## EXERCISE REQUIREMENTS
State how many lines in the following entries contain the word "entry". No other output.

[Dataset rows describing interfaces]
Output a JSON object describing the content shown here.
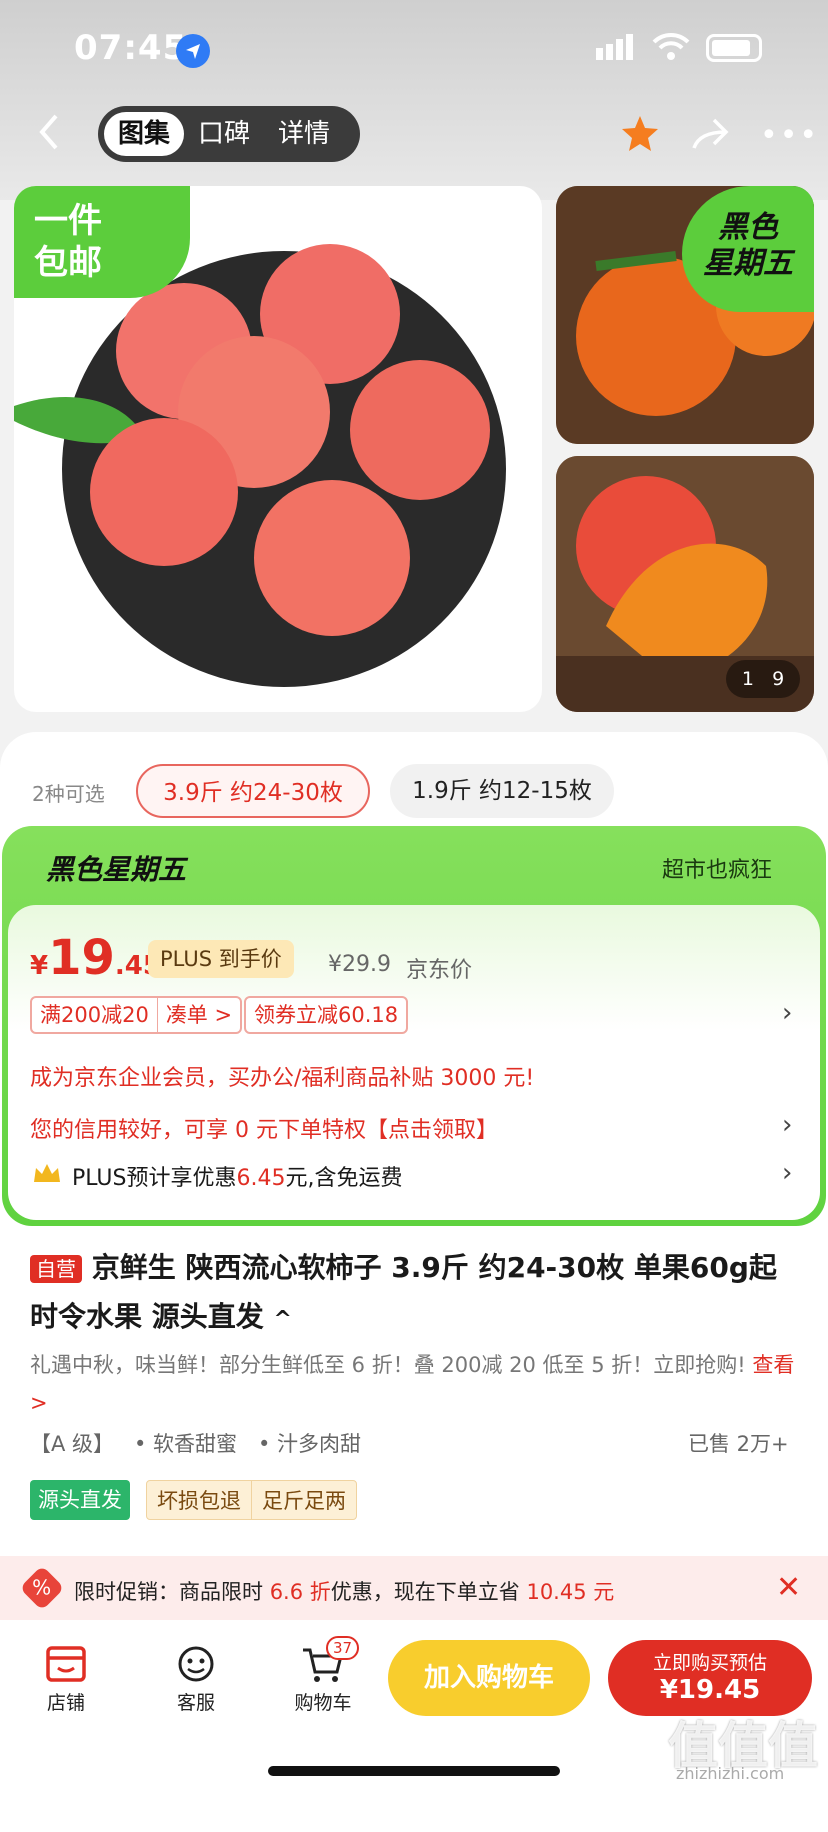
{
  "status": {
    "time": "07:45"
  },
  "nav": {
    "tabs": [
      "图集",
      "口碑",
      "详情"
    ]
  },
  "gallery": {
    "badge_main": [
      "一件",
      "包邮"
    ],
    "badge_side": [
      "黑色",
      "星期五"
    ],
    "counter_cur": "1",
    "counter_total": "9"
  },
  "specs": {
    "label": "2种可选",
    "options": [
      "3.9斤 约24-30枚",
      "1.9斤 约12-15枚"
    ]
  },
  "promo_banner": {
    "logo": "黑色星期五",
    "slogan": "超市也疯狂"
  },
  "price": {
    "symbol": "¥",
    "integer": "19",
    "decimal": ".45",
    "plus_label": "PLUS 到手价",
    "orig_price": "¥29.9",
    "orig_label": "京东价"
  },
  "coupons": {
    "tag1": "满200减20",
    "tag1_link": "凑单 >",
    "tag2": "领券立减60.18"
  },
  "offers": {
    "enterprise": "成为京东企业会员，买办公/福利商品补贴 3000 元!",
    "credit": "您的信用较好，可享 0 元下单特权【点击领取】",
    "plus_pre": "PLUS预计享优惠",
    "plus_amt": "6.45",
    "plus_post": "元,含免运费"
  },
  "product": {
    "self_tag": "自营",
    "title": "京鲜生 陕西流心软柿子 3.9斤 约24-30枚 单果60g起 时令水果 源头直发",
    "subtitle": "礼遇中秋，味当鲜！部分生鲜低至 6 折！叠 200减 20 低至 5 折！立即抢购!",
    "see_more": "查看>",
    "grade": "【A 级】",
    "feat1": "• 软香甜蜜",
    "feat2": "• 汁多肉甜",
    "sold": "已售 2万+",
    "svc_green": "源头直发",
    "svc1": "坏损包退",
    "svc2": "足斤足两"
  },
  "limited": {
    "pre": "限时促销：商品限时 ",
    "discount": "6.6 折",
    "mid": "优惠，现在下单立省 ",
    "save": "10.45 元"
  },
  "bottom": {
    "shop": "店铺",
    "service": "客服",
    "cart": "购物车",
    "cart_count": "37",
    "add_cart": "加入购物车",
    "buy_top": "立即购买预估",
    "buy_price": "¥19.45"
  },
  "watermark": {
    "cn": "值值值",
    "en": "zhizhizhi.com"
  }
}
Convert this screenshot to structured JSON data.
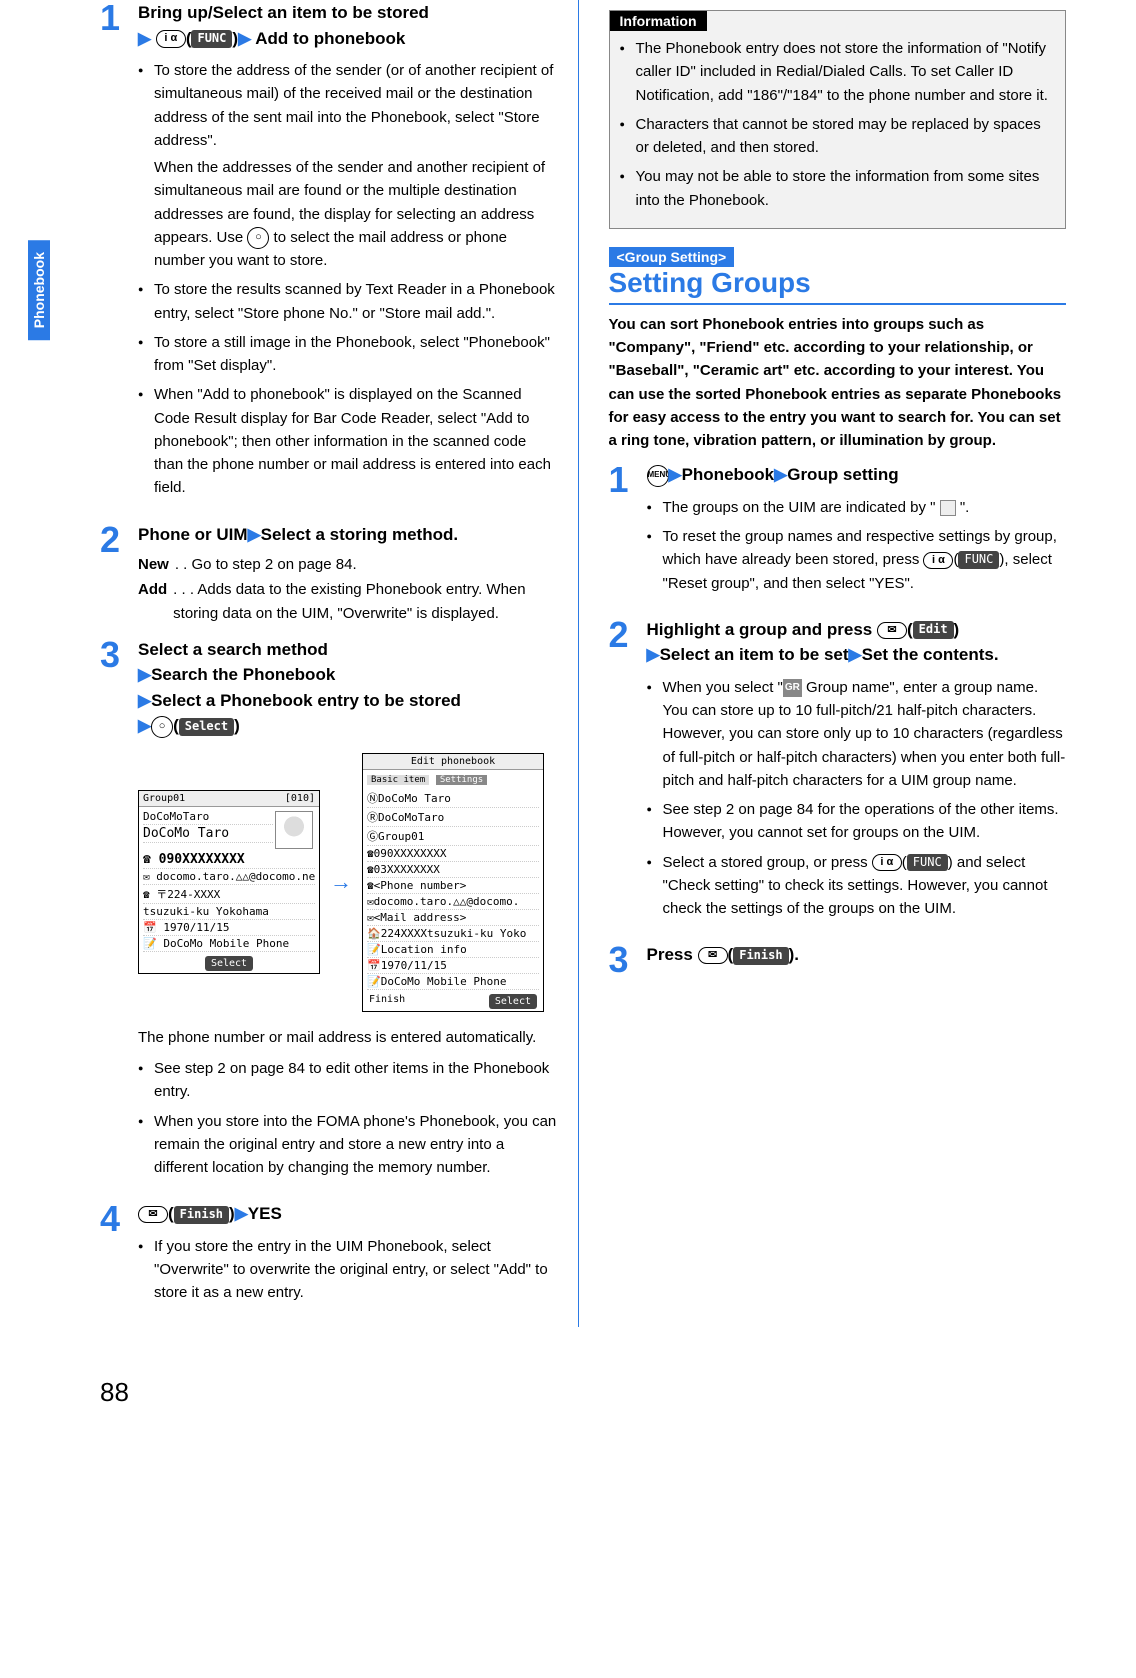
{
  "side_tab": "Phonebook",
  "page_number": "88",
  "left": {
    "step1": {
      "title_a": "Bring up/Select an item to be stored",
      "key1": "i α",
      "func": "FUNC",
      "title_b": "Add to phonebook",
      "b1": "To store the address of the sender (or of another recipient of simultaneous mail) of the received mail or the destination address of the sent mail into the Phonebook, select \"Store address\".",
      "b1_sub": "When the addresses of the sender and another recipient of simultaneous mail are found or the multiple destination addresses are found, the display for selecting an address appears. Use ",
      "b1_sub2": " to select the mail address or phone number you want to store.",
      "circle": "○",
      "b2": "To store the results scanned by Text Reader in a Phonebook entry, select \"Store phone No.\" or \"Store mail add.\".",
      "b3": "To store a still image in the Phonebook, select \"Phonebook\" from \"Set display\".",
      "b4": "When \"Add to phonebook\" is displayed on the Scanned Code Result display for Bar Code Reader, select \"Add to phonebook\"; then other information in the scanned code than the phone number or mail address is entered into each field."
    },
    "step2": {
      "title_a": "Phone or UIM",
      "title_b": "Select a storing method.",
      "new_label": "New",
      "new_text": ". . Go to step 2 on page 84.",
      "add_label": "Add",
      "add_text": ". . . Adds data to the existing Phonebook entry. When storing data on the UIM, \"Overwrite\" is displayed."
    },
    "step3": {
      "title_a": "Select a search method",
      "title_b": "Search the Phonebook",
      "title_c": "Select a Phonebook entry to be stored",
      "select_badge": "Select",
      "circle": "○",
      "fig_left": {
        "head_l": "Group01",
        "head_r": "[010]",
        "l1": "DoCoMoTaro",
        "l2": "DoCoMo Taro",
        "l3": "☎ 090XXXXXXXX",
        "l4": "✉ docomo.taro.△△@docomo.ne.jp",
        "l5": "☎ 〒224-XXXX",
        "l6": "  tsuzuki-ku Yokohama",
        "l7": "📅 1970/11/15",
        "l8": "📝 DoCoMo Mobile Phone",
        "footer": "Select"
      },
      "fig_right": {
        "head": "Edit phonebook",
        "tab1": "Basic item",
        "tab2": "Settings",
        "l1": "ⓃDoCoMo Taro",
        "l2": "ⓇDoCoMoTaro",
        "l3": "ⒼGroup01",
        "l4": "☎090XXXXXXXX",
        "l5": "☎03XXXXXXXX",
        "l6": "☎<Phone number>",
        "l7": "✉docomo.taro.△△@docomo.",
        "l8": "✉<Mail address>",
        "l9": "🏠224XXXXtsuzuki-ku Yoko",
        "l10": "📝Location info",
        "l11": "📅1970/11/15",
        "l12": "📝DoCoMo Mobile Phone",
        "footer_l": "Finish",
        "footer_r": "Select"
      },
      "after_fig_1": "The phone number or mail address is entered automatically.",
      "b1": "See step 2 on page 84 to edit other items in the Phonebook entry.",
      "b2": "When you store into the FOMA phone's Phonebook, you can remain the original entry and store a new entry into a different location by changing the memory number."
    },
    "step4": {
      "mail": "✉",
      "finish": "Finish",
      "yes": "YES",
      "b1": "If you store the entry in the UIM Phonebook, select \"Overwrite\" to overwrite the original entry, or select \"Add\" to store it as a new entry."
    }
  },
  "right": {
    "info_label": "Information",
    "info_b1": "The Phonebook entry does not store the information of \"Notify caller ID\" included in Redial/Dialed Calls. To set Caller ID Notification, add \"186\"/\"184\" to the phone number and store it.",
    "info_b2": "Characters that cannot be stored may be replaced by spaces or deleted, and then stored.",
    "info_b3": "You may not be able to store the information from some sites into the Phonebook.",
    "sect_tag": "<Group Setting>",
    "sect_title": "Setting Groups",
    "intro": "You can sort Phonebook entries into groups such as \"Company\", \"Friend\" etc. according to your relationship, or \"Baseball\", \"Ceramic art\" etc. according to your interest. You can use the sorted Phonebook entries as separate Phonebooks for easy access to the entry you want to search for. You can set a ring tone, vibration pattern, or illumination by group.",
    "step1": {
      "menu": "MENU",
      "title_a": "Phonebook",
      "title_b": "Group setting",
      "b1_a": "The groups on the UIM are indicated by \" ",
      "b1_b": " \".",
      "b2_a": "To reset the group names and respective settings by group, which have already been stored, press ",
      "key": "i α",
      "func": "FUNC",
      "b2_b": ", select \"Reset group\", and then select \"YES\"."
    },
    "step2": {
      "title_a": "Highlight a group and press ",
      "mail": "✉",
      "edit": "Edit",
      "title_b": "Select an item to be set",
      "title_c": "Set the contents.",
      "b1_a": "When you select \"",
      "gr": "GR",
      "b1_b": " Group name\", enter a group name. You can store up to 10 full-pitch/21 half-pitch characters. However, you can store only up to 10 characters (regardless of full-pitch or half-pitch characters) when you enter both full-pitch and half-pitch characters for a UIM group name.",
      "b2": "See step 2 on page 84 for the operations of the other items. However, you cannot set for groups on the UIM.",
      "b3_a": "Select a stored group, or press ",
      "key": "i α",
      "func": "FUNC",
      "b3_b": " and select \"Check setting\" to check its settings. However, you cannot check the settings of the groups on the UIM."
    },
    "step3": {
      "title_a": "Press ",
      "mail": "✉",
      "finish": "Finish",
      "title_b": "."
    }
  }
}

## TASK RESPONSE
8